━━━━━ EXERCISE INPUTS

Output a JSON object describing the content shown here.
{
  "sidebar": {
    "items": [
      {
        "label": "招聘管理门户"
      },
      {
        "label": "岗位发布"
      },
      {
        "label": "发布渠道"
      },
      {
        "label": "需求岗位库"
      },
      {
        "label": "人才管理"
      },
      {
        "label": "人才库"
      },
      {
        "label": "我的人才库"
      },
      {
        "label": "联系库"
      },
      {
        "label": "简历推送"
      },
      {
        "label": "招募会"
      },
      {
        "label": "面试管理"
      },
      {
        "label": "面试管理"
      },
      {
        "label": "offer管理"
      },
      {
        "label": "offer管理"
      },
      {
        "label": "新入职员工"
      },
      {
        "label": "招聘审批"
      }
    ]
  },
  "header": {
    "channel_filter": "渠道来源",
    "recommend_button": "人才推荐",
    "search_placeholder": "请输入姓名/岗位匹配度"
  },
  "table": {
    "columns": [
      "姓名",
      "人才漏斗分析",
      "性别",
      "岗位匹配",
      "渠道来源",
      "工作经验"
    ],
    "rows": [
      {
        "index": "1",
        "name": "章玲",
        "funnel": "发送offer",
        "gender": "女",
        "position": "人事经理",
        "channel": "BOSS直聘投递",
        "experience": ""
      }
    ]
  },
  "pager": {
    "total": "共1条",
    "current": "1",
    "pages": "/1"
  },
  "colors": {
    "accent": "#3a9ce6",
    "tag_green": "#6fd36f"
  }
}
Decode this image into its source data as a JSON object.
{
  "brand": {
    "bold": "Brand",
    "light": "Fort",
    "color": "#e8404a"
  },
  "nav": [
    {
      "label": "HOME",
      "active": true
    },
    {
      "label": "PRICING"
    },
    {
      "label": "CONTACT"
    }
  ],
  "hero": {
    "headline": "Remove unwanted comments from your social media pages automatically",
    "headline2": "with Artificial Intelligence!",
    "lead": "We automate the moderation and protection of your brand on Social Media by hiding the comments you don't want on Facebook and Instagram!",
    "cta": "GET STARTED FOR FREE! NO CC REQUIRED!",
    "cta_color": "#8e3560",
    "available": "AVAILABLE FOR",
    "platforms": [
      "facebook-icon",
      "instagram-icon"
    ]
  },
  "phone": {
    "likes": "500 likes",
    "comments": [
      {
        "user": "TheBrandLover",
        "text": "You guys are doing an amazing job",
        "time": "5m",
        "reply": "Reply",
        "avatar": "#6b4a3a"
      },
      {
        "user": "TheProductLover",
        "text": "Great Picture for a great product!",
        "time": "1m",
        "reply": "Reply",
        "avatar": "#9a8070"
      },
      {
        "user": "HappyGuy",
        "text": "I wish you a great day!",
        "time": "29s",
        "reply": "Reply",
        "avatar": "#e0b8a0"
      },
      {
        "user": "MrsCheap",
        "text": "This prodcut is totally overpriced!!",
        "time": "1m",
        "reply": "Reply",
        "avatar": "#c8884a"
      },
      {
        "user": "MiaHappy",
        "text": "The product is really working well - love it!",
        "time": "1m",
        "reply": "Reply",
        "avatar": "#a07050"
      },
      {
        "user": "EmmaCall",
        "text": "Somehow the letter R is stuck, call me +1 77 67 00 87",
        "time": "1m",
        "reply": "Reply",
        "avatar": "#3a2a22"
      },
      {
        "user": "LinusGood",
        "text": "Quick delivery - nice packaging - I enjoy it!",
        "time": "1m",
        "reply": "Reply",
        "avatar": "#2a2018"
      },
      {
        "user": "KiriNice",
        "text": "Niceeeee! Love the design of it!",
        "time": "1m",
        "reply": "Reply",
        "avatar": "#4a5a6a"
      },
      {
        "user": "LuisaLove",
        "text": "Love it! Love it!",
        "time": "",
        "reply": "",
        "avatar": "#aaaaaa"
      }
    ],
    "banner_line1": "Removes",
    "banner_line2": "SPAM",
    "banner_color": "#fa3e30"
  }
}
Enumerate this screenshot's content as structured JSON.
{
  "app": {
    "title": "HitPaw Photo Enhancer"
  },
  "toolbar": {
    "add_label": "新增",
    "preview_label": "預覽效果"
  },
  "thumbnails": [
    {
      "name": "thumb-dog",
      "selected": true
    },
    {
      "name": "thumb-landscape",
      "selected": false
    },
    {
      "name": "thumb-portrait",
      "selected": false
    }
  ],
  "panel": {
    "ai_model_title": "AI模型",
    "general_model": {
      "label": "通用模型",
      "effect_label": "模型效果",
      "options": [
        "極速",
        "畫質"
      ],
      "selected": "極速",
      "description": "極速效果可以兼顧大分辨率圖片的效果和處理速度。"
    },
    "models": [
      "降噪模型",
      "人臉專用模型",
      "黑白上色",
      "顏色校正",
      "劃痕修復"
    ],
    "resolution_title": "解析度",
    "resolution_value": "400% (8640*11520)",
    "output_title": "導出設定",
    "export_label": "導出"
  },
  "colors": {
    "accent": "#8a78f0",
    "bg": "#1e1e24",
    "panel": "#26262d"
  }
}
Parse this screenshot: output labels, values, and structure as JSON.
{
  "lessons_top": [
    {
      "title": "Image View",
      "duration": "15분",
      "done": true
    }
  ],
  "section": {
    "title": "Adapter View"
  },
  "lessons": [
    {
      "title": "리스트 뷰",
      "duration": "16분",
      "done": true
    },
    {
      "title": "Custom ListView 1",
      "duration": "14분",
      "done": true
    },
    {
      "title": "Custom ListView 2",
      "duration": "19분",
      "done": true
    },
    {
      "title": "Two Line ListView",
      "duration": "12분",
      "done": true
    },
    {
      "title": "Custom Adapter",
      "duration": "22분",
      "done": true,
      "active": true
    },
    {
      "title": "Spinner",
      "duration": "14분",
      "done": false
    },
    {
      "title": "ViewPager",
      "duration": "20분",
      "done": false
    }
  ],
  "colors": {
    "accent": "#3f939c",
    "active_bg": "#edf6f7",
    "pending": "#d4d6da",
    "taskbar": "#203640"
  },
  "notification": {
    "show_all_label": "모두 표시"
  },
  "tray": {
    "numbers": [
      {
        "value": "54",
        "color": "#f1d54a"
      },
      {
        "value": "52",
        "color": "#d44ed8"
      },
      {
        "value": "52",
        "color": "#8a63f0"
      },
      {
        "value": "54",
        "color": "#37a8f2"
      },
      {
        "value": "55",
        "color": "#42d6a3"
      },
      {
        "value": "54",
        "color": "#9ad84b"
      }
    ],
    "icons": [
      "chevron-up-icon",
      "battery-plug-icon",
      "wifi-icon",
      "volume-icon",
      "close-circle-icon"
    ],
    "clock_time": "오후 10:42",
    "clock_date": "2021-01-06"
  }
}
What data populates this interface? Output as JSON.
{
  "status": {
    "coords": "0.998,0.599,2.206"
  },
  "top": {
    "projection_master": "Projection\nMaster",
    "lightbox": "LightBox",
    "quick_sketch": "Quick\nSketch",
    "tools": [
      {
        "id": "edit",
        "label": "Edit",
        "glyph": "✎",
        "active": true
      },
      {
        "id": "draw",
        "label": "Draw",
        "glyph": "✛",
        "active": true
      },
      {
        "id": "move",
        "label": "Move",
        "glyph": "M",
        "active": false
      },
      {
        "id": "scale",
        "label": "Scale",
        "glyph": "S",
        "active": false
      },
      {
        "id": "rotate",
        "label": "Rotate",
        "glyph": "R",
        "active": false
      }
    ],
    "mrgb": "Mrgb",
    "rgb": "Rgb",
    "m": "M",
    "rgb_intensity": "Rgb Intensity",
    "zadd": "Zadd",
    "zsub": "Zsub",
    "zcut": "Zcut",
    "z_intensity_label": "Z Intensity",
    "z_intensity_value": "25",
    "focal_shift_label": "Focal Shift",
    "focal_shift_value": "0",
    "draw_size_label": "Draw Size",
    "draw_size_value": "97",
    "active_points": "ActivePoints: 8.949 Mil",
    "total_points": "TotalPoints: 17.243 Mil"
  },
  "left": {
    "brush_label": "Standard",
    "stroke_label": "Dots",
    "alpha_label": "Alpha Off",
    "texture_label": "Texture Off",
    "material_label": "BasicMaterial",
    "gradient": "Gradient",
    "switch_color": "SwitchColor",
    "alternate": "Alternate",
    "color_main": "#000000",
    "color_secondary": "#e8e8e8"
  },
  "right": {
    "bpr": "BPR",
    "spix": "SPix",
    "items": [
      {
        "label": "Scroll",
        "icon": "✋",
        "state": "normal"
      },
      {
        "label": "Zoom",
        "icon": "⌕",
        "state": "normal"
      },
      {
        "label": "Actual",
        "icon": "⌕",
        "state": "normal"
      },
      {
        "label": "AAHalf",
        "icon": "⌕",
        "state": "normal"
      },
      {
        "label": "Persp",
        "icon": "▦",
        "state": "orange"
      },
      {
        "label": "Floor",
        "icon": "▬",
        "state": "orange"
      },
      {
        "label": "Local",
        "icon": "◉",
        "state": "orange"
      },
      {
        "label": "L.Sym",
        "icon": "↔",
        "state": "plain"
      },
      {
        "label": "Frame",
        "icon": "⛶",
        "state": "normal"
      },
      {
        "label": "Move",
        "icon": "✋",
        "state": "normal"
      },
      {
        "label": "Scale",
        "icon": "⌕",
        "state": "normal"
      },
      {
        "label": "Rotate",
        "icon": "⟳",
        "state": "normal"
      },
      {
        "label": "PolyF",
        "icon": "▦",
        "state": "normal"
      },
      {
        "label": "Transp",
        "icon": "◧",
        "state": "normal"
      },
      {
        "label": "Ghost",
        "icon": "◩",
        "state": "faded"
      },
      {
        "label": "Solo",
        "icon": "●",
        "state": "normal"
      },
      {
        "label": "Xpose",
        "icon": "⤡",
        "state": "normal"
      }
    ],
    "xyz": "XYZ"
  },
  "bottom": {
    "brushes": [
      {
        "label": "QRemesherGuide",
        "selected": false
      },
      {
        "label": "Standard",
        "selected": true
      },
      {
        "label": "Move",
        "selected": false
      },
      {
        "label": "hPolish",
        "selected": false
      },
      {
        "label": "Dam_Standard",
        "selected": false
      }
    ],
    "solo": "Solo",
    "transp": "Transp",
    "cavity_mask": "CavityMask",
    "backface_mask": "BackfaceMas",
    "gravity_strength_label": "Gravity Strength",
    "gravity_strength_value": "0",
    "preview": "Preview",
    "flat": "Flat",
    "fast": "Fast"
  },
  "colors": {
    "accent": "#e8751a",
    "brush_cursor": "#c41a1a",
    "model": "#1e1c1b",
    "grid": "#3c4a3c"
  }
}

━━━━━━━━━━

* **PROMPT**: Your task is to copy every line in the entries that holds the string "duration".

* **RESULT OF THIS EXERCISE**:
      "duration": "15분",
      "duration": "16분",
      "duration": "14분",
      "duration": "19분",
      "duration": "12분",
      "duration": "22분",
      "duration": "14분",
      "duration": "20분",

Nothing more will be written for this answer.